While some large investors have sold tobacco holdings, funds managing the pension investments of UK local authority staff still own at least £1bn of tobacco stocks, according to analysis by the Guardian.

The share register of British American Tobacco (BAT), owner of Benson & Hedges and Lucky Strike, includes 28 local government schemes, which together own a combined £700m stake in the company.

The council with the largest investment in BAT is Hampshire county council, with about £81m of pensioners’ money invested in the firm. BAT has an office in Southampton, but ceased production of cigarettes at the site in 2007.

Nottinghamshire Local Government Pension Fund is second with about £62m worth of shares and is also among the largest investors in Imperial Brands, which makes Embassy and Superkings. Cigarettes were produced in Nottingham until May last year.

Imperial counts 19 local authorities among its shareholders, with their investments adding up to nearly £290m.

In total, share registers disclose that local authorities own close to £1bn of shares in the two companies. Their total tobacco investment is likely to be higher if they are invested in separate funds that also count cigarette companies among their portfolio of shares.

One of the obstacles to council pension funds selling tobacco stocks is a legal argument that trustees are obliged to prioritise the need to maximise investment returns over anything else.

But guidance issued by the Department for Communities and Local Government said trustees did have some room for manoeuvre.

“Although schemes should make the pursuit of a financial return their predominant concern, they may also take purely non-financial considerations into account provided that doing so would not involve significant risk of financial detriment to the scheme and where they have good reason to think that scheme members would support their decision.”

Deborah Arnott, chief executive of the health charity Ash (Action on Smoking and Health), said this left the door open for selling tobacco stocks.

“Historically, investment in tobacco was seen as safe, promising good returns, but increasingly fund managers are realising investing in tobacco is neither acceptable nor sustainable,” she said.
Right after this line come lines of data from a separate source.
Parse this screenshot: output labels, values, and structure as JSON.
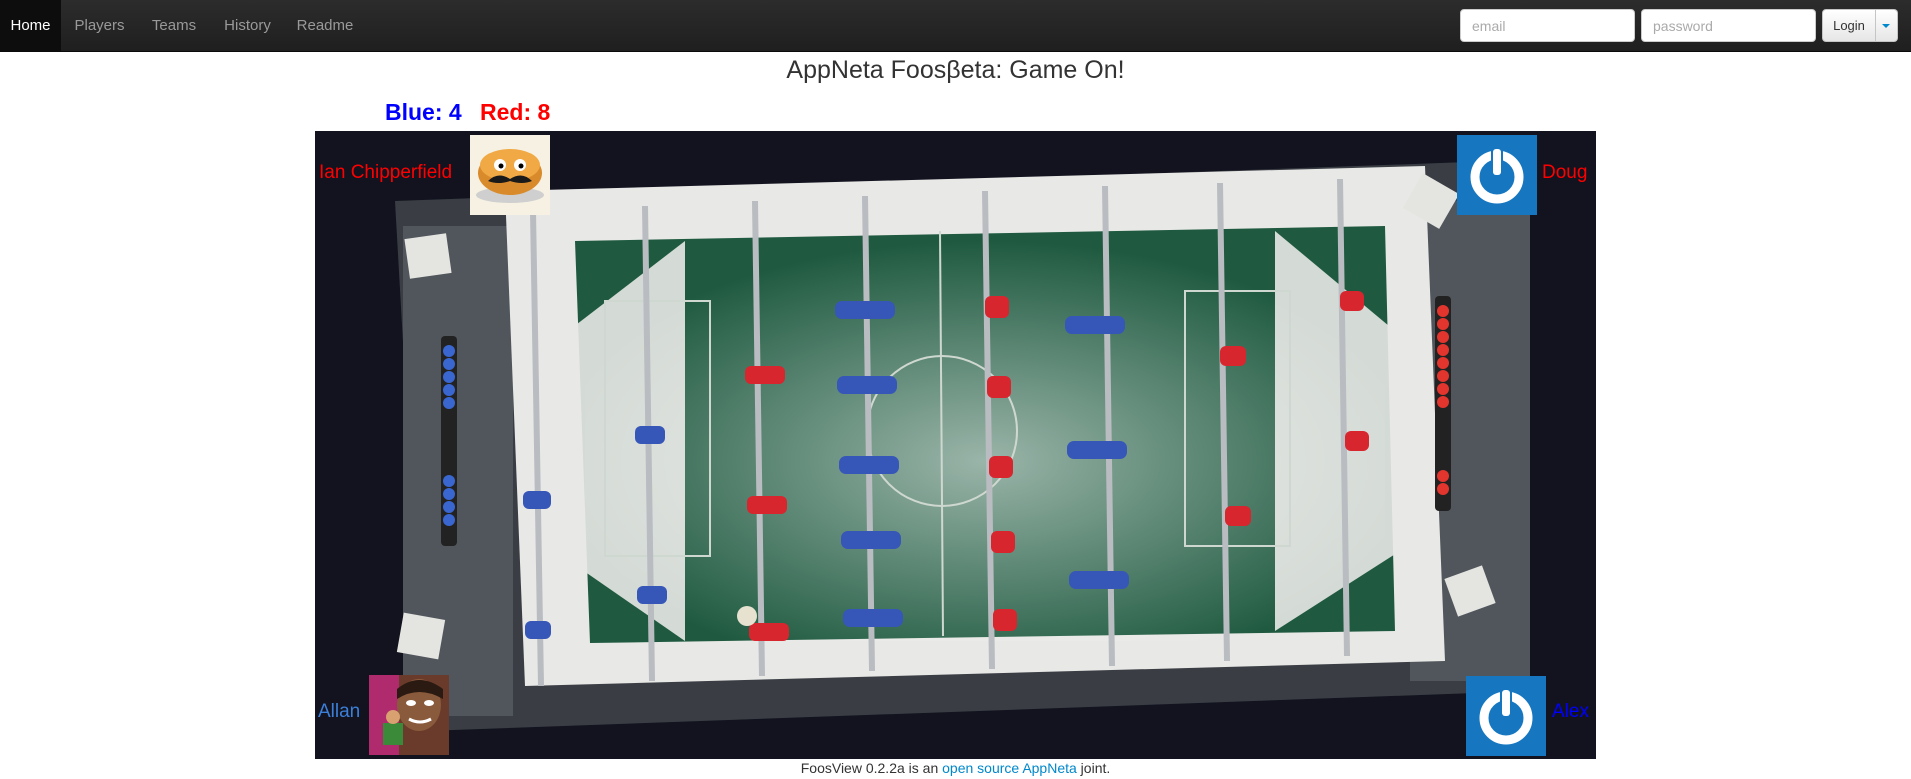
{
  "nav": {
    "items": [
      {
        "label": "Home",
        "active": true
      },
      {
        "label": "Players",
        "active": false
      },
      {
        "label": "Teams",
        "active": false
      },
      {
        "label": "History",
        "active": false
      },
      {
        "label": "Readme",
        "active": false
      }
    ],
    "email_placeholder": "email",
    "password_placeholder": "password",
    "login_label": "Login"
  },
  "title": "AppNeta Foosβeta: Game On!",
  "score": {
    "blue_label": "Blue: 4",
    "red_label": "Red: 8",
    "blue_color": "#0000ff",
    "red_color": "#ff0000"
  },
  "players": {
    "top_left": {
      "name": "Ian Chipperfield",
      "team_color": "#ff0000",
      "avatar_icon": "mustache-pancake-avatar"
    },
    "top_right": {
      "name": "Doug",
      "team_color": "#ff0000",
      "avatar_icon": "power-button-avatar"
    },
    "bottom_left": {
      "name": "Allan",
      "team_color": "#3b7fd9",
      "avatar_icon": "cartoon-character-avatar"
    },
    "bottom_right": {
      "name": "Alex",
      "team_color": "#0000ff",
      "avatar_icon": "power-button-avatar"
    }
  },
  "footer": {
    "prefix": "FoosView 0.2.2a is an ",
    "link1": "open source",
    "space": " ",
    "link2": "AppNeta",
    "suffix": " joint."
  }
}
“Local authority pension funds have a legal duty to get the best deal for their pensioners, but if big investment funds like Axa can disinvest then surely local authorities, which have a legal duty to promote the health of local people, can do the same.”

Dr Bronwyn King, an oncologist who was instrumental in persuading Axa to drop its tobacco investments, said local governments should give serious thought to divesting, particularly given the cost to the public purse of smoking-related illness.

“We call on all government-related pension funds and sovereign wealth funds to look again at their policy,” she said.

“The health sector across the world is unified on tobacco but that alone won’t be enough. If the finance sector continues to invest in tobacco and strives to profit from it, we’re working against each other.”

The statement by investors calling for tighter tobacco control was issued at a conference in Paris to mark the annual no-tobacco day, started by the World Health Organization. WHO has estimated that tobacco claims more than 7 million lives each year.

Thomas Buberl, chief executive of Axa, was among the speakers at the event, a year on from the company’s decision to sell all its tobacco stakes.

“As the Axa group strives to be a partner in society, it is clear that action must be taken to combat the enormous human costs of tobacco,” said Buberl.

“I am convinced we must work together if we want to bring about change. Therefore, we are very proud to be working with other major financial actors and key stakeholders in support of governments to take action on tobacco control.”